ILLUSTRATION: LUNAR CHART BY JANET JANIFER
The Seasonal Almanac shares astronomical and nature events, this issue includes information on the upcoming January 2000 total lunar eclipse. (See the lunar chart in the image gallery.)
A perfect night to set your eyes sky ward will be January 20, 2000. Many of you will need to bundle up before heading outside, but if your skies are clear, it will be worth braving the cold: You will be treated to the sight of the excellent upcoming January 2000 total lunar eclipse.
A total lunar eclipse occurs when the Earth comes directly between the sun and moon. When that happens, the moon passes completely into Earth's central shadow or umbra (the Earth's less dark, peripheral shadow that borders the umbra is called the "penumbra"). The interesting thing is that Earth's umbra is rarely completely dark and colorless. Usually, the red sunrise and sunset glows from all around the Earth at eclipse time are "refracted" (bent) around the Earth's solid body into the umbra, which therefore paints the moon predominately reddish during total eclipse.
This is the first total lunar eclipse for North America since 1996 and its longest since 1989. The accompanying diagram gives times and shows which parts of the moon will be covered at different stages. If you happen to be watching far from city lights, note how the few stars of this full-moon night kindle to a multitude by the time the moon is dimmed at total eclipse.

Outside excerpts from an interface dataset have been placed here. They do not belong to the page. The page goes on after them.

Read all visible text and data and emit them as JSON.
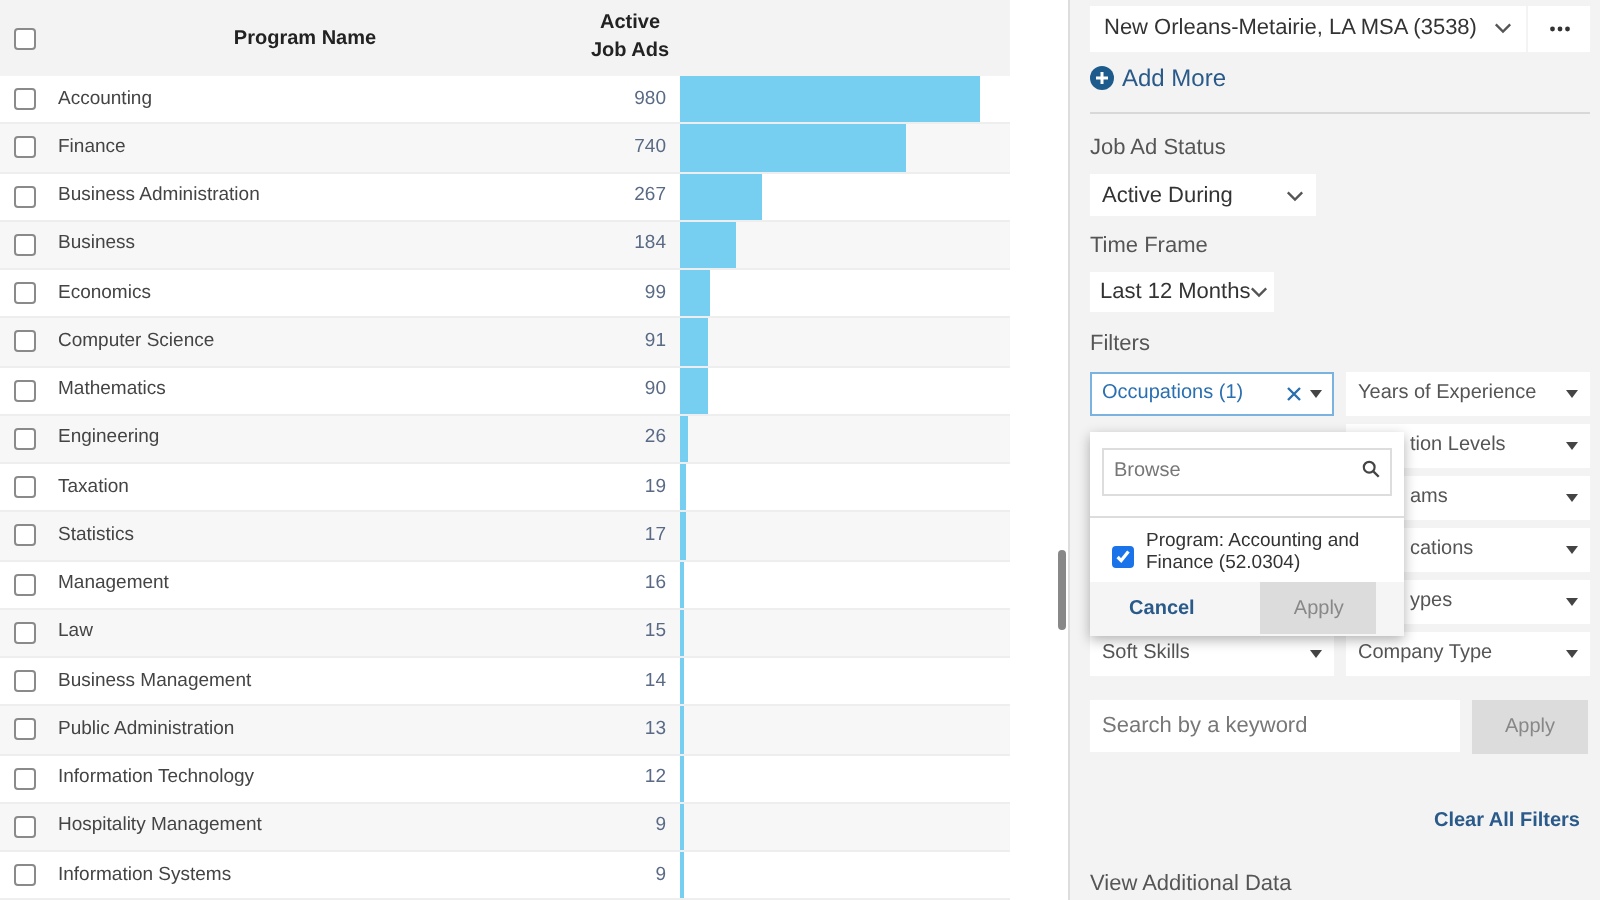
{
  "table": {
    "columns": [
      "Program Name",
      "Active Job Ads"
    ],
    "all_checked": false,
    "rows": [
      {
        "name": "Accounting",
        "count": "980",
        "checked": false
      },
      {
        "name": "Finance",
        "count": "740",
        "checked": false
      },
      {
        "name": "Business Administration",
        "count": "267",
        "checked": false
      },
      {
        "name": "Business",
        "count": "184",
        "checked": false
      },
      {
        "name": "Economics",
        "count": "99",
        "checked": false
      },
      {
        "name": "Computer Science",
        "count": "91",
        "checked": false
      },
      {
        "name": "Mathematics",
        "count": "90",
        "checked": false
      },
      {
        "name": "Engineering",
        "count": "26",
        "checked": false
      },
      {
        "name": "Taxation",
        "count": "19",
        "checked": false
      },
      {
        "name": "Statistics",
        "count": "17",
        "checked": false
      },
      {
        "name": "Management",
        "count": "16",
        "checked": false
      },
      {
        "name": "Law",
        "count": "15",
        "checked": false
      },
      {
        "name": "Business Management",
        "count": "14",
        "checked": false
      },
      {
        "name": "Public Administration",
        "count": "13",
        "checked": false
      },
      {
        "name": "Information Technology",
        "count": "12",
        "checked": false
      },
      {
        "name": "Hospitality Management",
        "count": "9",
        "checked": false
      },
      {
        "name": "Information Systems",
        "count": "9",
        "checked": false
      }
    ]
  },
  "sidebar": {
    "location": "New Orleans-Metairie, LA MSA (3538)",
    "add_more": "Add More",
    "job_ad_status": {
      "label": "Job Ad Status",
      "value": "Active During"
    },
    "time_frame": {
      "label": "Time Frame",
      "value": "Last 12 Months"
    },
    "filters_label": "Filters",
    "filters_left": [
      {
        "label": "Occupations (1)",
        "active": true
      },
      {
        "label": "Soft Skills",
        "active": false
      }
    ],
    "filters_right": [
      {
        "label": "Years of Experience",
        "active": false,
        "covered": false
      },
      {
        "label": "tion Levels",
        "active": false,
        "covered": true
      },
      {
        "label": "ams",
        "active": false,
        "covered": true
      },
      {
        "label": "cations",
        "active": false,
        "covered": true
      },
      {
        "label": "ypes",
        "active": false,
        "covered": true
      },
      {
        "label": "Company Type",
        "active": false,
        "covered": false
      }
    ],
    "popup": {
      "placeholder": "Browse",
      "options": [
        {
          "label": "Program: Accounting and Finance (52.0304)",
          "checked": true
        }
      ],
      "cancel": "Cancel",
      "apply": "Apply"
    },
    "keyword": {
      "placeholder": "Search by a keyword"
    },
    "apply": "Apply",
    "clear": "Clear All Filters",
    "view_more": "View Additional Data"
  }
}
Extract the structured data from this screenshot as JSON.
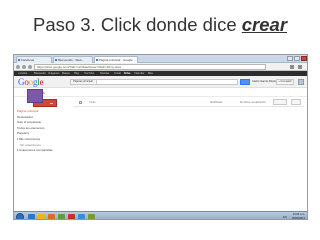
{
  "slide": {
    "title_prefix": "Paso 3. Click donde dice ",
    "title_keyword": "crear"
  },
  "browser": {
    "tabs": [
      {
        "label": "Facebook"
      },
      {
        "label": "Bienvenido - Web..."
      },
      {
        "label": "Página principal - Google ..."
      }
    ],
    "url": "https://sites.google.com/?tab=mo3&authuser=0&pli=1#my-sites"
  },
  "google_bar": {
    "items": [
      "+Carlos",
      "Búsqueda",
      "Imágenes",
      "Mapas",
      "Play",
      "YouTube",
      "Noticias",
      "Gmail",
      "Drive",
      "Calendar",
      "Más"
    ],
    "selected_index": 8
  },
  "header": {
    "logo_letters": [
      {
        "ch": "G",
        "color": "#3369e8"
      },
      {
        "ch": "o",
        "color": "#d50f25"
      },
      {
        "ch": "o",
        "color": "#eeb211"
      },
      {
        "ch": "g",
        "color": "#3369e8"
      },
      {
        "ch": "l",
        "color": "#009925"
      },
      {
        "ch": "e",
        "color": "#d50f25"
      }
    ],
    "search_scope": "Páginas principal",
    "user_name": "Carlos García Montoya",
    "share_label": "+ Compartir"
  },
  "sites": {
    "title": "Sites",
    "column_title": "Título",
    "column_modified": "Modificado",
    "column_view": "Mi última visualización"
  },
  "sidebar": {
    "items": [
      {
        "label": "Página principal",
        "active": true,
        "indent": false
      },
      {
        "label": "Destacados",
        "active": false,
        "indent": false
      },
      {
        "label": "Solo el propietario",
        "active": false,
        "indent": false
      },
      {
        "label": "Todos los elementos",
        "active": false,
        "indent": false
      },
      {
        "label": "Papelera",
        "active": false,
        "indent": false
      },
      {
        "label": "Mis colecciones",
        "active": false,
        "indent": false,
        "arrow": true
      },
      {
        "label": "Sin colecciones",
        "active": false,
        "indent": true
      },
      {
        "label": "Colecciones compartidas",
        "active": false,
        "indent": false,
        "arrow": true
      }
    ]
  },
  "taskbar": {
    "time": "10:05 a.m.",
    "date": "05/05/2013",
    "language": "ES",
    "icon_colors": [
      "#2c78c8",
      "#f3b31b",
      "#e06a1f",
      "#5aa331",
      "#c8302c",
      "#3a8ed8",
      "#7b9a2e"
    ]
  },
  "colors": {
    "accent_red": "#d14836",
    "google_blue": "#4d90fe",
    "gbar": "#2d2d2d",
    "cursor": "#7a5aa8"
  }
}
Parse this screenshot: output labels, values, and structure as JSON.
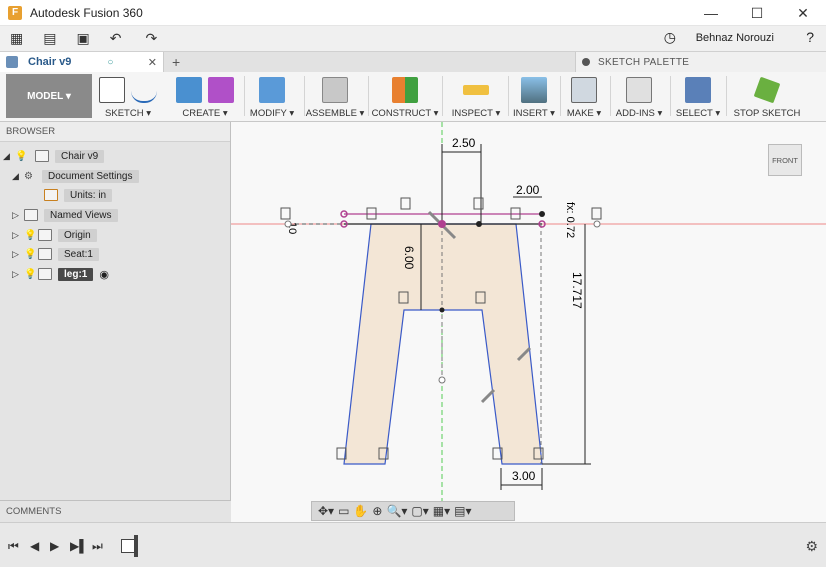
{
  "window": {
    "title": "Autodesk Fusion 360",
    "minimize": "—",
    "maximize": "☐",
    "close": "✕"
  },
  "qat": {
    "user": "Behnaz Norouzi",
    "help": "?",
    "grid_icon": "▦",
    "file_icon": "▤",
    "save_icon": "▣",
    "undo_icon": "↶",
    "redo_icon": "↷",
    "clock_icon": "◷"
  },
  "tabs": {
    "doc_name": "Chair v9",
    "close": "✕",
    "dot": "○",
    "add": "+",
    "sketch_palette": "SKETCH PALETTE"
  },
  "ribbon": {
    "model": "MODEL ▾",
    "groups": [
      {
        "label": "SKETCH ▾"
      },
      {
        "label": "CREATE ▾"
      },
      {
        "label": "MODIFY ▾"
      },
      {
        "label": "ASSEMBLE ▾"
      },
      {
        "label": "CONSTRUCT ▾"
      },
      {
        "label": "INSPECT ▾"
      },
      {
        "label": "INSERT ▾"
      },
      {
        "label": "MAKE ▾"
      },
      {
        "label": "ADD-INS ▾"
      },
      {
        "label": "SELECT ▾"
      },
      {
        "label": "STOP SKETCH"
      }
    ]
  },
  "browser": {
    "header": "BROWSER",
    "nodes": [
      {
        "label": "Chair v9"
      },
      {
        "label": "Document Settings"
      },
      {
        "label": "Units: in"
      },
      {
        "label": "Named Views"
      },
      {
        "label": "Origin"
      },
      {
        "label": "Seat:1"
      },
      {
        "label": "leg:1"
      }
    ]
  },
  "comments": "COMMENTS",
  "viewcube": "FRONT",
  "dimensions": {
    "top_width": "2.50",
    "right_offset": "2.00",
    "fx": "fx: 0.72",
    "depth": "6.00",
    "height": "17.717",
    "bottom_width": "3.00",
    "left_small": "10"
  },
  "nav_toolbar": [
    "✥▾",
    "▭",
    "✋",
    "⊕",
    "🔍▾",
    "▢▾",
    "▦▾",
    "▤▾"
  ],
  "timeline": {
    "first": "⏮",
    "prev": "◀",
    "play": "▶",
    "next": "▶▌",
    "last": "⏭",
    "gear": "⚙"
  }
}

The farther east you are in North America, the later in the evening the eclipse occurs—but also the higher in the sky (almost overhead on the East Coast).